JOHANNESBURG (Reuters) – Canadian gold miner Banro Corporation has suspended operations at several of its sites in Democratic Republic of Congo because the company can no longer ensure their security from armed rebels, its chief executive said on Friday.
Banro’s mines have been repeatedly attacked by Mai Mai militiamen in eastern Congo. In the latest major incident, four Banro employees were kidnapped in July and held for several weeks before being released.
Banro CEO Brett Richards said the company declared force majeure on Tuesday at the Namoya gold mine and several more of the company’s operations.
He said the rebels’ repeated attacks on Banro facilities constituted the kind of unpredictable event that justifies a declaration of force majeure, a legal clause that, when invoked, can free an entity from meeting contractual obligations.
Due to its difficulties operating in eastern Congo, Banro is in financial distress and is in the process of selling its Twangiza gold mine to its minority shareholder, China’s Baiyin International Investments, Richards told Reuters.
“The government has done nothing to create a sustainable and positive environment for Banro’s employees to work safely and securely,” he said, adding that all Namoya employees had been evacuated two weeks ago.
An official at Congo’s mines ministry could not be immediately reached for comment.

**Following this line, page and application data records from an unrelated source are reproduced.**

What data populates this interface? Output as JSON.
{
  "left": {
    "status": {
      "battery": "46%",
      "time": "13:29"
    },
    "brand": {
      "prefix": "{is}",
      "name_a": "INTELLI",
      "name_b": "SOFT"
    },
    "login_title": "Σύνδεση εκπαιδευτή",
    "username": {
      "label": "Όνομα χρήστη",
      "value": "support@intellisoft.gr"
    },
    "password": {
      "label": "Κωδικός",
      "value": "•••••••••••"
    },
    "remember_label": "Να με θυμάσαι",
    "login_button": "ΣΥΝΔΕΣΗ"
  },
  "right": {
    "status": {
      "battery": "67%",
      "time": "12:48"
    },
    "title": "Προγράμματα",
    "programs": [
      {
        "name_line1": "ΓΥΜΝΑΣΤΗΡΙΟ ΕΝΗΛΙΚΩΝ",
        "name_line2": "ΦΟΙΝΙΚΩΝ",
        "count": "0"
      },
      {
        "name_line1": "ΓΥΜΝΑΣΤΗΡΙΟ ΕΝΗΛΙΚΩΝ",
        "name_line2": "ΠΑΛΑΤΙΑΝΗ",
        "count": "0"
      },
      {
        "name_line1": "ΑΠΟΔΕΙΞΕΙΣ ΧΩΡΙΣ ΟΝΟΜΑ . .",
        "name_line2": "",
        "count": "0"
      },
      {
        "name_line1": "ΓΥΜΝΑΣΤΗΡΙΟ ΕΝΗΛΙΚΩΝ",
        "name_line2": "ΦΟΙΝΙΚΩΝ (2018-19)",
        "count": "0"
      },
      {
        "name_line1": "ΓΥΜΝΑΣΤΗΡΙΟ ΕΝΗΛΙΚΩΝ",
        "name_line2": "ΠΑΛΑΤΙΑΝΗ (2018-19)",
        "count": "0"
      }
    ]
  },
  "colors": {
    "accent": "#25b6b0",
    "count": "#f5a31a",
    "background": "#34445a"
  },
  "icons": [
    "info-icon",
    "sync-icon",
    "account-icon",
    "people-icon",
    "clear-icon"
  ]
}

Banro informed the government of the suspensions in a Sept. 24 letter.
Richards said the declaration was partly meant to increase pressure on President Felix Tshisekedi to find a solution, and said he expected to meet Tshisekedi during the president’s planned visit to the eastern city of Bukavu on Oct. 7 and 8.
Richards said the Twangiza mine, which has been less affected by militia attacks, would remain operational and that he hoped to finalize the sale to Baiyin next week.